Over the past few years many have asked me, “Well, why don’t you just save up your money and go? What’s stopping you?” In theory I could, but a trip like that would be a once in a lifetime experience considering the amount of time and money it would take. My answer is usually, "Some day I will go. Or perhaps not. I’m waiting for the right time.” The bottom line is this — because visiting New Zealand is such a big dream of mine, I know that it wouldn’t be worth doing if I didn’t do it right. I’m still young and, though none of us are promised tomorrow, I have peace that if I am destined to visit New Zealand, God will open the door and provide the resources and time to go.
Many of my friends and acquaintances have visited New Zealand themselves. Sadly my first reaction to seeing pictures and hearing stories about their journey is to become bitter. My inner 5-year-old whines, “How come they get to go and I don’t? I want it more than anyone!” But this feeling of envy is, as I said, the reaction of a 5 year old and extremely immature. I would want my friends to get excited about my trip, therefore I shouldn’t let my longing turn me into a bitter child.
So why am I telling you all this and what does it have to do with marriage? Well, in many ways marriage for single people is like my dream of going to New Zealand. It is something we want, but only get to do once and therefore we seek to do it right. We should seek for God to give us peace and guide us to the right person at the right time. And we must not become bitter at the idea of marriage just because other people have it and we don’t.
During this week of examining “The Heart of Marriage”, it can be very easy as a single person to let the inner five-year-old take over. I know it can be hard when many of your friends seem to be living a dream that seems like it may never come true for you. But like New Zealand is to me, marriage is more than just a passing task to check off a list. For the Christian, marriage is important regardless of your plans or wishes for your own marriage journey. Here are a few reasons:
Marriage matters to singles because it was created by God.
On the sixth day of creation, God made Adam and Eve to rule over the earth. He made them in his image as male and female (Genesis 1:27) and He called them to be devoted to each other so much that they are considered “one flesh” (Genesis 2:24). God Himself, the Creator of all things, created marriage. This fact alone makes it valuable and worthy of respect.
Marriage matters because a healthy marriage advances society.
Two heads are better than one. Men and women bring different skills to the table and when they work together they can do great things. Also when you break down marriage to the simplest reality, the purpose of a man and a woman getting together is to have children and grow the population. When the population is grown, there are more people with different skill sets that allow society as a whole to prosper. This is true in every culture and has been a reality since the dawn of time. In addition, marriage (not co-habitation, but committed marriage) has been found to have numerous health benefits. http://www.webmd.com/sex-relationships/guide/relationships-marriage-and-health

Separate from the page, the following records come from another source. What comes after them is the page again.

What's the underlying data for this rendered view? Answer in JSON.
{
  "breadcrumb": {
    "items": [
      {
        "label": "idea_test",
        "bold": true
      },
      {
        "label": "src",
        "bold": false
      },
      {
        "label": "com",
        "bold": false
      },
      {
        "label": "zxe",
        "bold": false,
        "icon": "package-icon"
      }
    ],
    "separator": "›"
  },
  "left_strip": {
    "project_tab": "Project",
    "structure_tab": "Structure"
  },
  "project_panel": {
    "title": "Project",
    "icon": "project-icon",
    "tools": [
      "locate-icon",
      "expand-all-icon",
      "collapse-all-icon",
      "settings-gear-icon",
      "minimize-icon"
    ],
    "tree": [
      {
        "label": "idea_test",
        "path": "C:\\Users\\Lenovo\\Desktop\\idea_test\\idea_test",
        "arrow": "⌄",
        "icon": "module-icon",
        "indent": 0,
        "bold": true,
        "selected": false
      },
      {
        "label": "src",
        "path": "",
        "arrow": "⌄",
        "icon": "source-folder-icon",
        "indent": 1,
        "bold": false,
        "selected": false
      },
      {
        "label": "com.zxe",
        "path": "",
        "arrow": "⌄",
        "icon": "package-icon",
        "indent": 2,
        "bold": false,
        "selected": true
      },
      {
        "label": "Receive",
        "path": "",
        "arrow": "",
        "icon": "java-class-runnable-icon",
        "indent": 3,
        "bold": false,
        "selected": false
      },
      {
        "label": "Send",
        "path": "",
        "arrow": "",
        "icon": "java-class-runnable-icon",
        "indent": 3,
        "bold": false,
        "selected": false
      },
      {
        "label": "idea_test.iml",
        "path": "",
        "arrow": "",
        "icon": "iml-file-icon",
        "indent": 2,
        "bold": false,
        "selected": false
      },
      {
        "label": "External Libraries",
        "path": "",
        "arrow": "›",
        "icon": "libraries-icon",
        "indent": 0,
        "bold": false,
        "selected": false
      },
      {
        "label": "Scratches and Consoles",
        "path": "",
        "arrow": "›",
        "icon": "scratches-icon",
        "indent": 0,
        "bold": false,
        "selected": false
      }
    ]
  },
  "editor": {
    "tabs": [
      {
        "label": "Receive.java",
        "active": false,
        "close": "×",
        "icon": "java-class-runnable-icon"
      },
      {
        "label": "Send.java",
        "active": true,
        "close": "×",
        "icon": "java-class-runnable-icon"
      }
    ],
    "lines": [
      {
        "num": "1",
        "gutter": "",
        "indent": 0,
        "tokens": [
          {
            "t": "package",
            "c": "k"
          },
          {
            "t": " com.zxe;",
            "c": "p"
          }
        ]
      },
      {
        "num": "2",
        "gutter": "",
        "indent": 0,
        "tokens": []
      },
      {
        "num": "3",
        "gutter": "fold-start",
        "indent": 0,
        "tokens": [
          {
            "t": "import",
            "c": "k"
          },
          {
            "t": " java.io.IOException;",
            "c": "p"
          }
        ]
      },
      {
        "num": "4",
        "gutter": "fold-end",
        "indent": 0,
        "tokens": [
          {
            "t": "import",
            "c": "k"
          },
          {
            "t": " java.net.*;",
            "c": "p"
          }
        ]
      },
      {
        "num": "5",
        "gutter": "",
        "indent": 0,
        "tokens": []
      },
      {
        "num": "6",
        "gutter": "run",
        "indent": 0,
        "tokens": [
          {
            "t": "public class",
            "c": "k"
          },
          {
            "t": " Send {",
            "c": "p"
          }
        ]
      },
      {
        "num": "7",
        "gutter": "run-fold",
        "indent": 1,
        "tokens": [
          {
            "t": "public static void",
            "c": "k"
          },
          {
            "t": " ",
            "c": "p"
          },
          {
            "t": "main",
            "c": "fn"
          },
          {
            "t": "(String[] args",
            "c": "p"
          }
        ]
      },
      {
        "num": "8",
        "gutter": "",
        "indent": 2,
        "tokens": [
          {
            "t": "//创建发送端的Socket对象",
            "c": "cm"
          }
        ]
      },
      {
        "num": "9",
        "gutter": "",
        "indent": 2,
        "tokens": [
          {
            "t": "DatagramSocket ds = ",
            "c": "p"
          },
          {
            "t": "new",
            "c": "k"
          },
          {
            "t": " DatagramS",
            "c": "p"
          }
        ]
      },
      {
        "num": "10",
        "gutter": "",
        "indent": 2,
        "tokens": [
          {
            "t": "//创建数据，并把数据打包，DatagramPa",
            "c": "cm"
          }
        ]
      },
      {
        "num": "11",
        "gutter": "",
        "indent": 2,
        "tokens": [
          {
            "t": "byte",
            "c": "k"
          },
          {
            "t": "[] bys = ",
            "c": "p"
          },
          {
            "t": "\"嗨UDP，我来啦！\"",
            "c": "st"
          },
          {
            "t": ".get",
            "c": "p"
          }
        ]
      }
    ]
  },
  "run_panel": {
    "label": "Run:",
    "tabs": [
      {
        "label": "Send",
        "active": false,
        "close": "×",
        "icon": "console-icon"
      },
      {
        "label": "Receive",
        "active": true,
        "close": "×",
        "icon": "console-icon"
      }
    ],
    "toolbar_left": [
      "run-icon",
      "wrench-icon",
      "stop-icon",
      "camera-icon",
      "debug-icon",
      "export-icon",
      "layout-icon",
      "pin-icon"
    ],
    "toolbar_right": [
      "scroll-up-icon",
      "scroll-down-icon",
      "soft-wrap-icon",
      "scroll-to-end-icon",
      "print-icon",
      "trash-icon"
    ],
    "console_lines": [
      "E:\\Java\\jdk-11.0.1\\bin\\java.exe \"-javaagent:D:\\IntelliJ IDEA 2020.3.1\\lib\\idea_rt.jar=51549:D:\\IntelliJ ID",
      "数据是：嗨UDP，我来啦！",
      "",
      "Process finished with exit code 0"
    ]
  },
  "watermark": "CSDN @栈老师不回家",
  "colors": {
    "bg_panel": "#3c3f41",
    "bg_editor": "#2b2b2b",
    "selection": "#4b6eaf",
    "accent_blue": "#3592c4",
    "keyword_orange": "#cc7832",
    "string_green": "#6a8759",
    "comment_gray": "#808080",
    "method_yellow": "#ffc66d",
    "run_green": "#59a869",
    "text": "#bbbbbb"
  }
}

Marriage matters because it is a picture of the gospel.
Once in college I had a friend who was going through a bad relationship. When trying to counsel her, she turned to me and declared, “You’ve never had a boyfriend. You don’t know anything about being in love.” This statement is both hurtful and untrue. Sure, I have never been in a romantic relationship with a man. But I know what true love is because I am in a relationship with someone who is the quintessential picture of true love: Jesus Christ.
The reality is that even as single people, we can understand the heart of marriage in our relationship with the One who, while we were still in sin, died for us (Romans 5:8). How beautiful is it that Christ wants to have a relationship with us? Not only that, but He was also willing to make great sacrifices in order for that relationship to be possible. Selflessness — this is the very definition of true love.
I’ve been an observer of many relationships over the course of my short life. Many of them were good, some of them not so good. But when I think of the couples I know who exemplify selfless love, it reminds me of Christ. Whether you are preparing to be married, waiting to be married, or don’t plan to be married, for the Christian, marriage is to be upheld and honored because it is a symbol of what we all have in Christ. It’s a symbol of the greatest love story of all time.
So, dear single person, please do not lose heart. We must not let go of our dreams, but we must also not become bitter when they seem out of reach. Marriage is to be cherished not only because it may be a long held dream of ours, but for what it represents: the relationship between Christ and His Church. Someday you may walk the forest paths of Middle-earth, or perhaps not. But that doesn’t make them any less wondrous.